This note examines how Ohio anatomical gift laws have been interpreted to grant a property right to the next of kin in the decedent’s cadaverous organs. Part II of this note briefly examines the origins of anatomical gift law in the United States and in Ohio. Part III examines the codification of Ohio common law and the adoption of the 1969 Uniform Anatomical Gift Act as the foundation of Ohio’s anatomical gift laws. Part IV analyzes post 1969 Ohio cases that directly or indirectly help interpret Ohio’s anatomical gift laws, with a particular focus on the legal reasoning in Brotherton II. Part V delves into the new law’s grant of property rights in cadaverous organs to the donee and criticizes the new law because of administrative and public relations problems such changes could create.
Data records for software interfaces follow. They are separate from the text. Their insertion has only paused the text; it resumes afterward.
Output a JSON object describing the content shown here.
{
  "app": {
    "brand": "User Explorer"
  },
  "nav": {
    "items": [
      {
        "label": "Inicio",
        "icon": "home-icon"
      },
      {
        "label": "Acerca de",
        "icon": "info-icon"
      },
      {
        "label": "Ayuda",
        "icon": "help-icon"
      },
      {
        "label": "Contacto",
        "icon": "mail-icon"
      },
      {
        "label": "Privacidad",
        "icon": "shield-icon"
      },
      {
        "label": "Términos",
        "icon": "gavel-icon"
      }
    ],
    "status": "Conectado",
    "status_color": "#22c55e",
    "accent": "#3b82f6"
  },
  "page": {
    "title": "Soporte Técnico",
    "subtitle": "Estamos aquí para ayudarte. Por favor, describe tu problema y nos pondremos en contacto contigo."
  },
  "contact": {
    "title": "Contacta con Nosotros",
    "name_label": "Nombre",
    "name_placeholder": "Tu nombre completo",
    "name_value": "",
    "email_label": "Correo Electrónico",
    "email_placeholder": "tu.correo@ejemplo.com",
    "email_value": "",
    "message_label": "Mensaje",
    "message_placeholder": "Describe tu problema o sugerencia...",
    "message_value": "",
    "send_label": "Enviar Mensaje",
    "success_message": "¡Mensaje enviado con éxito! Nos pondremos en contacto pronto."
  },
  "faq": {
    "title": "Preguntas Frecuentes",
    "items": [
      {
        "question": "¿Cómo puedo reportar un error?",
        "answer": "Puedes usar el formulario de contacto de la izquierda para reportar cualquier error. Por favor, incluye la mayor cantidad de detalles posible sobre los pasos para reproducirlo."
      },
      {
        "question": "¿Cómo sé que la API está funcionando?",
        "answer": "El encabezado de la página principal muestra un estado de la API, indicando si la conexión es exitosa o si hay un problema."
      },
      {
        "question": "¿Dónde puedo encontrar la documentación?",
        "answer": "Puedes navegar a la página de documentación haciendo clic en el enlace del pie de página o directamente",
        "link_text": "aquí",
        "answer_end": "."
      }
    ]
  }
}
Part VII proposes a legislative alternative recommending statutory recognition of the next of kin’s property rights in cadaverous organs.
Note, Property Interests in Cadaverous Organs: Changes to Ohio Anatomical Gift Law and the Erosion of Family Rights, 17 J.L. & Health 37 (2002-2003)